BEGIN Material for this task

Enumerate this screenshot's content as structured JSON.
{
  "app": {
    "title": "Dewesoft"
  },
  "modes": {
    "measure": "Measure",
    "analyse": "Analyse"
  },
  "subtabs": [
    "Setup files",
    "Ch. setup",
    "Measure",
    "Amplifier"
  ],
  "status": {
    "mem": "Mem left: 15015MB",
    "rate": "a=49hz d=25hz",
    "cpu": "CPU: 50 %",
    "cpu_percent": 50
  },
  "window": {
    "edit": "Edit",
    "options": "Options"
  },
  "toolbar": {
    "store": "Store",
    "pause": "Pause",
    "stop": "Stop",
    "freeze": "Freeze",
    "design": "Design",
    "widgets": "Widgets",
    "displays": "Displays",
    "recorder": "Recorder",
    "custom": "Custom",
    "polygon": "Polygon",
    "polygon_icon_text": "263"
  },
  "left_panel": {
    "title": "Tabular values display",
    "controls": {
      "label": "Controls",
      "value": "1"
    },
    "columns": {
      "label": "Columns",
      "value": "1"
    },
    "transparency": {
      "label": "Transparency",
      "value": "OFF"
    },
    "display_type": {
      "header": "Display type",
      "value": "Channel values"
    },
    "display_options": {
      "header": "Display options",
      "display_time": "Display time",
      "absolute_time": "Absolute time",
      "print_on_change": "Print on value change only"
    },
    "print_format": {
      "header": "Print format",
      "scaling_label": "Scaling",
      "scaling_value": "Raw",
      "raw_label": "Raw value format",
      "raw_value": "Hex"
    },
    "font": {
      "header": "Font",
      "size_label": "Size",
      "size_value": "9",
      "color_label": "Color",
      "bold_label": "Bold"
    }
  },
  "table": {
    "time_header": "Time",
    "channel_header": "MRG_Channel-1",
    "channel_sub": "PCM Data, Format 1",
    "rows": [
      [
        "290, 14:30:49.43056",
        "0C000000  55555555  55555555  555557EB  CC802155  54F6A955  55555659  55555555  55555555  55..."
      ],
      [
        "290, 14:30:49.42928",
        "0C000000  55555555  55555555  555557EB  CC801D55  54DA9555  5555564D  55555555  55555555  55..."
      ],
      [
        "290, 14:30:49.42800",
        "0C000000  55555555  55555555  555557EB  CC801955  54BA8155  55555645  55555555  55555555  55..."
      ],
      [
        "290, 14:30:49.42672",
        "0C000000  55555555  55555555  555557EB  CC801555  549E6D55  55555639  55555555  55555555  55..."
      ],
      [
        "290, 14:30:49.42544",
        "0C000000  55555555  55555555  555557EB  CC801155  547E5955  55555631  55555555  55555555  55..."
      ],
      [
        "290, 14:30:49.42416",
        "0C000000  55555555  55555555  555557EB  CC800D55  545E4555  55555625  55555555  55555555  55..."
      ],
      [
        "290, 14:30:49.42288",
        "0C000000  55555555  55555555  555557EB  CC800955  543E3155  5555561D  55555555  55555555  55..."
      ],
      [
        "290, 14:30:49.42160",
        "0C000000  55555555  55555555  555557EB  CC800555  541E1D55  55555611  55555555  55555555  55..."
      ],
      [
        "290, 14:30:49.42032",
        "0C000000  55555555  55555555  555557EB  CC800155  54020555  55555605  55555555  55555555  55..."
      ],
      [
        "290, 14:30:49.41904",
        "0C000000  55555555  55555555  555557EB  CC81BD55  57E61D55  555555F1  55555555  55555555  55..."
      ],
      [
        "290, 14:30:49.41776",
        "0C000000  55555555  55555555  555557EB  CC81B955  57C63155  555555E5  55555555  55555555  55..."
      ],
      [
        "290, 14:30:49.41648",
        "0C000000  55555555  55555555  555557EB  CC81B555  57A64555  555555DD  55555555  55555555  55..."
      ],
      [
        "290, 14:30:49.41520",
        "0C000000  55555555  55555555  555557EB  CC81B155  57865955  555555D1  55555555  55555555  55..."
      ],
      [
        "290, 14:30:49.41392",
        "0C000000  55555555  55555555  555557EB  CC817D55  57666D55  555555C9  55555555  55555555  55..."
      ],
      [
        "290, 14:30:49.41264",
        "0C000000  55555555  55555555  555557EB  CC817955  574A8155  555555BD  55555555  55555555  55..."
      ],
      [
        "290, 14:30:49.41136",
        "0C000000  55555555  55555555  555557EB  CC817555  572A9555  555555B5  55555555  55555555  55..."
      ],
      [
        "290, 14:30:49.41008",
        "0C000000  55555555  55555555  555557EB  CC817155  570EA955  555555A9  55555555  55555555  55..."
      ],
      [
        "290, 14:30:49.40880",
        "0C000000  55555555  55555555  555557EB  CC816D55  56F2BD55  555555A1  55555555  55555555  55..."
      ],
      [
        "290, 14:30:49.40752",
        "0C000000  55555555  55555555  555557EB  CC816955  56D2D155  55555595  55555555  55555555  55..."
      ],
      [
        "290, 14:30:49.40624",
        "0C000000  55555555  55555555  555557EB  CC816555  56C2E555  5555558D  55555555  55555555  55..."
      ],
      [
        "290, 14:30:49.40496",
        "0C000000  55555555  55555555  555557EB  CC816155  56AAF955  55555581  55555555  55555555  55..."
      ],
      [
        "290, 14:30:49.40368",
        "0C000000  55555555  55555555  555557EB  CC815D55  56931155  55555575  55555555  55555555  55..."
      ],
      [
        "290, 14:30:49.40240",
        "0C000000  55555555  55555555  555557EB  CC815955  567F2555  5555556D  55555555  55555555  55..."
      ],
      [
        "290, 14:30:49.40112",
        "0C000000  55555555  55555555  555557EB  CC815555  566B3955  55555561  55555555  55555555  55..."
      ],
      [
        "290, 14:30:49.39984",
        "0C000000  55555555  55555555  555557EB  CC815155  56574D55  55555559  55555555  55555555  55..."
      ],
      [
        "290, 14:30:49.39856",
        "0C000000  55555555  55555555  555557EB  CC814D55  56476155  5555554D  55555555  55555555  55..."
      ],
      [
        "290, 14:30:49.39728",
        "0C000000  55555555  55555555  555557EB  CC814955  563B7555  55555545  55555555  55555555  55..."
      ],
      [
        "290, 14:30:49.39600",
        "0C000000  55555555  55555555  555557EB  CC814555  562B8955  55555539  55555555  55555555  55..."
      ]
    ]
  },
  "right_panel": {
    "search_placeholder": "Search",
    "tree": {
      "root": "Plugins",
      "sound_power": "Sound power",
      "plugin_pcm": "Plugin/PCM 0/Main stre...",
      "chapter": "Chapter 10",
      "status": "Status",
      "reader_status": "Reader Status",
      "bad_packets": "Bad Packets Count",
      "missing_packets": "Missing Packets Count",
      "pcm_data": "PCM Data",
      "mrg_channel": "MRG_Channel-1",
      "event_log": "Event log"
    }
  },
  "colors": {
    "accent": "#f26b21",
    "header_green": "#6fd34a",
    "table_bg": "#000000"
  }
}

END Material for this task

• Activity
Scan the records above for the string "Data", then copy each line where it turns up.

• Expected output
    "channel_sub": "PCM Data, Format 1",
      "pcm_data": "PCM Data",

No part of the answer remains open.